London - Babies fed milk expressed with a breast pump may be at a higher risk of asthma, research suggests.

This is because potentially harmful bacteria found on the surface of pumps could end up in the mother's milk.

A study found those who exclusively breastfeed are more likely to produce milk containing "good" bacteria.

But those who express milk have higher levels of two potentially harmful bacteria, according to researchers from the University of Manitoba in Canada. These may cause changes in a baby's gut bacteria linked to asthma.

Previous research has shown that 12.5 percent of babies fed using a breast pump develop asthma by their third birthday. This compares with 8.8 percent of babies exclusively breastfed.

Part of the reason could be the bacteria Stenotrophomonas and Pseudomonadaceae, which might increase the risk of asthma. If breast pumps are not properly sterilised, they may carry these bugs.

The Canadian researchers conducted genetic analysis on the milk of 393 women with babies aged three and four months. The milk of those who exclusively breastfed their babies was compared with that of those who had pumped at least once in the previous fortnight.

Almost half of exclusively breastfeeding mothers produced milk containing "good" Bifidobacterium – thought to balance the gut – compared with fewer than a third of mothers who used breast pumps.

This bacteria is vital for growing babies and is thought to get into their guts through creamy breast milk that protects it from being destroyed by stomach acid.

It could prevent asthma, which is caused by an overreaction of the immune system, by "training" the baby's gut to react normally to bacteria.
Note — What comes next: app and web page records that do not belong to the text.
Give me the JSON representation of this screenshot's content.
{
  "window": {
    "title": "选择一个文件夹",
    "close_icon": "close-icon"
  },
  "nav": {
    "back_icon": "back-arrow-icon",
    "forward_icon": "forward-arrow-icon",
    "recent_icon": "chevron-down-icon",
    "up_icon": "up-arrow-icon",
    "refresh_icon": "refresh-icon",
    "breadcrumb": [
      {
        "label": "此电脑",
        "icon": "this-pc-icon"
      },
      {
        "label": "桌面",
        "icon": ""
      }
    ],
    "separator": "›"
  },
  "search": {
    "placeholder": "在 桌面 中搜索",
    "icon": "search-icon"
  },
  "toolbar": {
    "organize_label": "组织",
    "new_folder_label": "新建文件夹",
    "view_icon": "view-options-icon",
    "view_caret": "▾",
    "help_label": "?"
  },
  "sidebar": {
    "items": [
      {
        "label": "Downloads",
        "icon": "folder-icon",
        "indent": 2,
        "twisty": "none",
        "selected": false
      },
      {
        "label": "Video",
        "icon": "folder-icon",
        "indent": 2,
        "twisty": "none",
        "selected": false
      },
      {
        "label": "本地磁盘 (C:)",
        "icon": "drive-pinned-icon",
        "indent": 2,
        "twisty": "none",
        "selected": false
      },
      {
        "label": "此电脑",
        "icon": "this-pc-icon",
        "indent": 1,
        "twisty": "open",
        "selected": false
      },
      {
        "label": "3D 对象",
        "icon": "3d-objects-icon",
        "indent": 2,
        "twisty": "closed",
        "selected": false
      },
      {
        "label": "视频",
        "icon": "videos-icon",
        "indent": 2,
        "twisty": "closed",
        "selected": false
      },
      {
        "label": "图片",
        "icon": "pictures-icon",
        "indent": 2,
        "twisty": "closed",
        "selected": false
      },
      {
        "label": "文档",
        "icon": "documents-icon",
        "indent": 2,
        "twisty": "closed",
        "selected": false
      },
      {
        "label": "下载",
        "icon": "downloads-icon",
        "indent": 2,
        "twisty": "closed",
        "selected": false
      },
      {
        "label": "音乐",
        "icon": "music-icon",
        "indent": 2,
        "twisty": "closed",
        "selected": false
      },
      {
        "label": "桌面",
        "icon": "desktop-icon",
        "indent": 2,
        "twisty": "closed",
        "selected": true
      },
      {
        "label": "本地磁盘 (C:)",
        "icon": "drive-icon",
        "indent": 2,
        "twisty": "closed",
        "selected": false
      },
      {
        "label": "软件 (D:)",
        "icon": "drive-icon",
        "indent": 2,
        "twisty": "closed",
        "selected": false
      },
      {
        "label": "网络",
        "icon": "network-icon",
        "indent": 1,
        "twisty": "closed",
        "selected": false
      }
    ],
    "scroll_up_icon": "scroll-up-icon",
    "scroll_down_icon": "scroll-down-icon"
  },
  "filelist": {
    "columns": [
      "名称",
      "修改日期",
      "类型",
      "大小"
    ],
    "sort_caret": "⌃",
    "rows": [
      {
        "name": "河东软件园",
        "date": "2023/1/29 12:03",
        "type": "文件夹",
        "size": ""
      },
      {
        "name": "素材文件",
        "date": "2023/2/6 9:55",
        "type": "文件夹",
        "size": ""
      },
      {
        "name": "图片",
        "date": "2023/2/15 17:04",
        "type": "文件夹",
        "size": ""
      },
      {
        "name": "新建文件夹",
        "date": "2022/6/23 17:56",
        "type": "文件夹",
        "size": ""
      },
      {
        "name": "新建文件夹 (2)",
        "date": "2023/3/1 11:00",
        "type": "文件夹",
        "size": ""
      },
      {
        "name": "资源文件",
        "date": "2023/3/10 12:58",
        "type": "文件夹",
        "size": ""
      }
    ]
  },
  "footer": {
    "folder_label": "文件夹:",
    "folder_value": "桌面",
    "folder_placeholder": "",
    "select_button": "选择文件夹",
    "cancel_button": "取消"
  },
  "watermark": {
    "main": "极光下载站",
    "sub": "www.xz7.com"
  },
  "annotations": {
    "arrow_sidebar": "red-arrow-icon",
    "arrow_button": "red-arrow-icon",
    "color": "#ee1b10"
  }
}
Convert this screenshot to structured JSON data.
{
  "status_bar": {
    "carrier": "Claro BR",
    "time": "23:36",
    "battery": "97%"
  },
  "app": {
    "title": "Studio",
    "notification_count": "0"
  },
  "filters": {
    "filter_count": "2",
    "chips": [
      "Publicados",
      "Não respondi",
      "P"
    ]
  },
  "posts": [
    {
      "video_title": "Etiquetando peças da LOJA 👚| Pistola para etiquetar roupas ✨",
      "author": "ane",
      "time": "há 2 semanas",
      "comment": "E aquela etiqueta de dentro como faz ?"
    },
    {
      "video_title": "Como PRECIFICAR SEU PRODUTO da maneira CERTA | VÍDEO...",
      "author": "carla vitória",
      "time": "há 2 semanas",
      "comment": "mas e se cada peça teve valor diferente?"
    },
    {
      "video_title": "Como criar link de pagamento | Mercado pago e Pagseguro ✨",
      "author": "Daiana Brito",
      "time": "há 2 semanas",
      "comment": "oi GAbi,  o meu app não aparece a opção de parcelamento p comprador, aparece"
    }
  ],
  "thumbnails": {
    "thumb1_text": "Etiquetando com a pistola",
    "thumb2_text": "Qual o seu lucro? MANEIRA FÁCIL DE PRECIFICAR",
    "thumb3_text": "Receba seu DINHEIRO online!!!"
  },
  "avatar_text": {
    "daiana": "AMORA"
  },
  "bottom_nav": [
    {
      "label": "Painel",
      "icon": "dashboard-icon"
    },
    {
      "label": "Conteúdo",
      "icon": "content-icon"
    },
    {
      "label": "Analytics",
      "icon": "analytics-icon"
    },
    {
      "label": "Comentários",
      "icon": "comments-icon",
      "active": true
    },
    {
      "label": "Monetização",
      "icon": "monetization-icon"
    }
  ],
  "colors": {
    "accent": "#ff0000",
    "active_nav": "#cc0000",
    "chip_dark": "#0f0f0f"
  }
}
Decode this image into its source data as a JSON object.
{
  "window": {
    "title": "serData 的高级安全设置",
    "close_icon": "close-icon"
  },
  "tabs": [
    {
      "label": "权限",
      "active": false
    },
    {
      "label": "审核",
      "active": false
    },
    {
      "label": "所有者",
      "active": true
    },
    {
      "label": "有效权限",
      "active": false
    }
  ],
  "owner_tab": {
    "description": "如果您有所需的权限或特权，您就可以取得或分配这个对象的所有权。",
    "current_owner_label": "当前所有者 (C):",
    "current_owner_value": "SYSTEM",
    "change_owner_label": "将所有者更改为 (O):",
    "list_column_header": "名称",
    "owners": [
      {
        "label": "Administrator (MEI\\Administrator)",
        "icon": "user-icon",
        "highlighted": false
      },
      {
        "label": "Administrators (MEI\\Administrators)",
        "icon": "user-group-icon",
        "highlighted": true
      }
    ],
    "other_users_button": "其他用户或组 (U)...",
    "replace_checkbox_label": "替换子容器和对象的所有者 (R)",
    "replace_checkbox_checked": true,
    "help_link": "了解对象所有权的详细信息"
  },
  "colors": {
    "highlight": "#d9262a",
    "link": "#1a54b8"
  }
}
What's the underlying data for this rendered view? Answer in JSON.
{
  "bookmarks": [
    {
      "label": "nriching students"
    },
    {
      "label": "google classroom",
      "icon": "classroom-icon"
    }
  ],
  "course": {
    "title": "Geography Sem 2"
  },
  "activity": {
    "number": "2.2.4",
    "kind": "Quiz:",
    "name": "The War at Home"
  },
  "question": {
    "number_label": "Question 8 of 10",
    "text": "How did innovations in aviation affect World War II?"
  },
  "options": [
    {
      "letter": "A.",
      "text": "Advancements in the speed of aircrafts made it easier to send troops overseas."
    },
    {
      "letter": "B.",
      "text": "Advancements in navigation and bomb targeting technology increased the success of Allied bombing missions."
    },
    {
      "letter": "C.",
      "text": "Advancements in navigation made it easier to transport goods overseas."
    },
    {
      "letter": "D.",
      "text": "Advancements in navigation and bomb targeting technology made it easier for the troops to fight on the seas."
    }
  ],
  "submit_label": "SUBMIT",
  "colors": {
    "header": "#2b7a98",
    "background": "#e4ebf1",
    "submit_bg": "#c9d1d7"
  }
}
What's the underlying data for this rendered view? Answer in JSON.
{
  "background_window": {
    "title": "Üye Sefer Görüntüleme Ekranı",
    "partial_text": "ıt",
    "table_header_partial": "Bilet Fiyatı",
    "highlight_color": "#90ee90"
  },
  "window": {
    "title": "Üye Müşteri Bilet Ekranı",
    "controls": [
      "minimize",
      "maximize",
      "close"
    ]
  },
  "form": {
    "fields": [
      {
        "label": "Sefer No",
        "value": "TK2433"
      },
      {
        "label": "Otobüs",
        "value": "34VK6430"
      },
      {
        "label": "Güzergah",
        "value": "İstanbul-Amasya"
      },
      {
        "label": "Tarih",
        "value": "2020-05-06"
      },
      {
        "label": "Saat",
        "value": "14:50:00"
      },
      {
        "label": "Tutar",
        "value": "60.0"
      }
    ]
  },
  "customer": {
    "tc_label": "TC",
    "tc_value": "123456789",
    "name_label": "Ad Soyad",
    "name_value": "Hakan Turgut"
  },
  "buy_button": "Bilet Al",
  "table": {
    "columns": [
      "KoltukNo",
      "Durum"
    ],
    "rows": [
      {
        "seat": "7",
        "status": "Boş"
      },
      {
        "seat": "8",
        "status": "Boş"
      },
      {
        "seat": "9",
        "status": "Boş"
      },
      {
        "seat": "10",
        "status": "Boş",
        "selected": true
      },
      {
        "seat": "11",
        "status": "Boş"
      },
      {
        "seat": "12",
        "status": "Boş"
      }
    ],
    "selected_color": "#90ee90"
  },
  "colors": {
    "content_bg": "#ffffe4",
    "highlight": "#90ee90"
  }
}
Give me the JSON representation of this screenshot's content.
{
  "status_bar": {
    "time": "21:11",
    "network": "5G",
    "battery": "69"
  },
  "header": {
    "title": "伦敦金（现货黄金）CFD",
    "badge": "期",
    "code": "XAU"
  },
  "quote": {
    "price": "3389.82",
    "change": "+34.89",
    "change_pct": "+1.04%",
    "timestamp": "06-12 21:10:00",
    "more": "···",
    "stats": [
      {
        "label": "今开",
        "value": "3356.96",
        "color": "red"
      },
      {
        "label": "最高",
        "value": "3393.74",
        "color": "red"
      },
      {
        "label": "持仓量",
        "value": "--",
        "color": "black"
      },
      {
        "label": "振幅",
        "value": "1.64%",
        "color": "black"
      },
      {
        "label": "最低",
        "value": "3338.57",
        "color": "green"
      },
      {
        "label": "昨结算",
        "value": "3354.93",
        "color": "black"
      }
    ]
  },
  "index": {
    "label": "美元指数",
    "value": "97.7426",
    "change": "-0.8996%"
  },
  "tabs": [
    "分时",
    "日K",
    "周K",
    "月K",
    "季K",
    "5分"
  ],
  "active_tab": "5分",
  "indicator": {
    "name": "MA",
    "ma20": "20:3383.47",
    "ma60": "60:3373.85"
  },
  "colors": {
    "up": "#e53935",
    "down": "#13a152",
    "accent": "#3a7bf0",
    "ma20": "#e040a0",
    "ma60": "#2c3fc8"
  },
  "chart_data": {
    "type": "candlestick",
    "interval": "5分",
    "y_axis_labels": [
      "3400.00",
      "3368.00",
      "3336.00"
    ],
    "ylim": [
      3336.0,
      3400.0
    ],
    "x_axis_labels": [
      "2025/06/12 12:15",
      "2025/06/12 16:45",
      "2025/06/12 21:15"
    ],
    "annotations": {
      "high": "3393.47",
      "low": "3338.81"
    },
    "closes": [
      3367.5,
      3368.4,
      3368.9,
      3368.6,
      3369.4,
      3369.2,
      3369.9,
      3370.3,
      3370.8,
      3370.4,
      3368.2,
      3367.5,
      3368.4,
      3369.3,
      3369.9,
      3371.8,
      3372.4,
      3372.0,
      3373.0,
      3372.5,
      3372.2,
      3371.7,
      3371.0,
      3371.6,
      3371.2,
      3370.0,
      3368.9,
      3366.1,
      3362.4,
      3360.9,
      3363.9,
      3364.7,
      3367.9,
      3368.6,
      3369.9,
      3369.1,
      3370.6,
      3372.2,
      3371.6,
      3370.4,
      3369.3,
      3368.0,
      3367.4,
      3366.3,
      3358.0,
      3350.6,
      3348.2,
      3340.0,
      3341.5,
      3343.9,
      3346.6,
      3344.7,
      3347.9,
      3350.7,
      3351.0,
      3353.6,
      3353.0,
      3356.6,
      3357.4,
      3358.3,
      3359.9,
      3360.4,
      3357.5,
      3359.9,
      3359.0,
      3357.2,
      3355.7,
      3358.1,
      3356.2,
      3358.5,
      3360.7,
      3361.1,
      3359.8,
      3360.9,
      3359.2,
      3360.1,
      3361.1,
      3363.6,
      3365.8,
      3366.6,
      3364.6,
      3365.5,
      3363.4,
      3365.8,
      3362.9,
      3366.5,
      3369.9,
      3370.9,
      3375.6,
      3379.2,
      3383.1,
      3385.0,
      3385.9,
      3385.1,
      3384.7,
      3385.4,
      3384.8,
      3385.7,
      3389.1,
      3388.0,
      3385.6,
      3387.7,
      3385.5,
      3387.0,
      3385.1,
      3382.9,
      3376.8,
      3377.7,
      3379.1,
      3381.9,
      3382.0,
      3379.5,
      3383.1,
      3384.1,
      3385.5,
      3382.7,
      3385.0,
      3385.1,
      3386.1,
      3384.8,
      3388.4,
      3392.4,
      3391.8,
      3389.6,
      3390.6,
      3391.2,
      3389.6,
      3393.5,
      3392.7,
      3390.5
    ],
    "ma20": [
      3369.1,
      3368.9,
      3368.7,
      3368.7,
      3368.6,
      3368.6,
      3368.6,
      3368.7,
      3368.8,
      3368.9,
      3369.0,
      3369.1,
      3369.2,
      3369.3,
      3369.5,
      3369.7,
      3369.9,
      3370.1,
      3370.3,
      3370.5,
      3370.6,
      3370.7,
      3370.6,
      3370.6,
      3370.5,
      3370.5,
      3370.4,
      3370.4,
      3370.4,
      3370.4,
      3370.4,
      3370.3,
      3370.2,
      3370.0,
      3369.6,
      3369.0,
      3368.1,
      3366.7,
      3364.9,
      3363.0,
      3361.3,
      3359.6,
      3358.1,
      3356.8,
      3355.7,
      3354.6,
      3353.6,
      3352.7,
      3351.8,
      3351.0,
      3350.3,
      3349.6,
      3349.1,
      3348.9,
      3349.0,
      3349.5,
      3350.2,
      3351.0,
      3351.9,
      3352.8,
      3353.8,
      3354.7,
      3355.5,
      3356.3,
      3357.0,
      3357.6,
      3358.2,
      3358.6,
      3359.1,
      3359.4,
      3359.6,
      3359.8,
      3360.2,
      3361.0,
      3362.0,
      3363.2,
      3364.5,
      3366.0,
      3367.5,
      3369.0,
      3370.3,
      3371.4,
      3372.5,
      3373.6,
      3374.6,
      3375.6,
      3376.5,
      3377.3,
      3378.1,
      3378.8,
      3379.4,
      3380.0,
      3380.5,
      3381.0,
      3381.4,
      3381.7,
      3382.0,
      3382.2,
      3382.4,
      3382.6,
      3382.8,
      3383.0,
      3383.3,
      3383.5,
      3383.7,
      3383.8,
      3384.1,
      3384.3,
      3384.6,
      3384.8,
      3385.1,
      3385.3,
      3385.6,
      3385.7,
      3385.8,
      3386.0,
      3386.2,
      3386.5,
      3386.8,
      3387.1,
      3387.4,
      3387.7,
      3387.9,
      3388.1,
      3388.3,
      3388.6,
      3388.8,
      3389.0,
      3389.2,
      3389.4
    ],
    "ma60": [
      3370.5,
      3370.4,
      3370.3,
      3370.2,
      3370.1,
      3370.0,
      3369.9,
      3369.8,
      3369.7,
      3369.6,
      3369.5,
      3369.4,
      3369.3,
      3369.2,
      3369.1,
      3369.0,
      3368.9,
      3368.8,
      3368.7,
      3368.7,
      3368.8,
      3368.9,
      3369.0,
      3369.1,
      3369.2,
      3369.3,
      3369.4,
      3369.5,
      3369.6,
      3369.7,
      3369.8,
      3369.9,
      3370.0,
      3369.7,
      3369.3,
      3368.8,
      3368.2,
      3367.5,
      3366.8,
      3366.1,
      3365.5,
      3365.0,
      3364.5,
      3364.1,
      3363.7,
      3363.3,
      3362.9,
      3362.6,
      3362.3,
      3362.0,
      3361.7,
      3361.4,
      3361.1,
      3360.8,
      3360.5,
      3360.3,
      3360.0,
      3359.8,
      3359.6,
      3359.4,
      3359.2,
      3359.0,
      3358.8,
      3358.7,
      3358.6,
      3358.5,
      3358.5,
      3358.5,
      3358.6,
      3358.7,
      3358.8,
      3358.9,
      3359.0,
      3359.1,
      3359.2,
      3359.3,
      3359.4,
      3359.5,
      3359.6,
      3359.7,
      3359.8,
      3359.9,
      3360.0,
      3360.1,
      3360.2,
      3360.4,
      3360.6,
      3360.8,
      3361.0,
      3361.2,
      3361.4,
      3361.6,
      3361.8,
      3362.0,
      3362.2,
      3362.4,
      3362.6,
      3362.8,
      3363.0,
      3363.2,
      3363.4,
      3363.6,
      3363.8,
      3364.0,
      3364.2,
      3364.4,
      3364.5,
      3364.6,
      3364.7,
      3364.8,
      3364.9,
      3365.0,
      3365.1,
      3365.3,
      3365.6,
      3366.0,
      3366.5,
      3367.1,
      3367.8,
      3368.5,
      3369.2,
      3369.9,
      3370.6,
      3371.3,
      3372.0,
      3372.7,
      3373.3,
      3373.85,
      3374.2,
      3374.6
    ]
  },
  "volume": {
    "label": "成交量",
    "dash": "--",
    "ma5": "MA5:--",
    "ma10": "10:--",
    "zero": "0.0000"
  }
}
Disruption of gut bacteria is also linked to allergies and obesity in children. 

The findings, published in the journal Cell Host and Microbe, suggest it is both lower levels of good bacteria and higher levels of the potentially harmful ones in breast pump milk that could put babies at greater risk.

The good bacteria are thought by many experts to come from the mouths of the babies themselves, getting into the breast via their saliva. If a baby drinks pumped milk from a bottle, instead of suckling at the breast, this cannot happen.

Daily Mail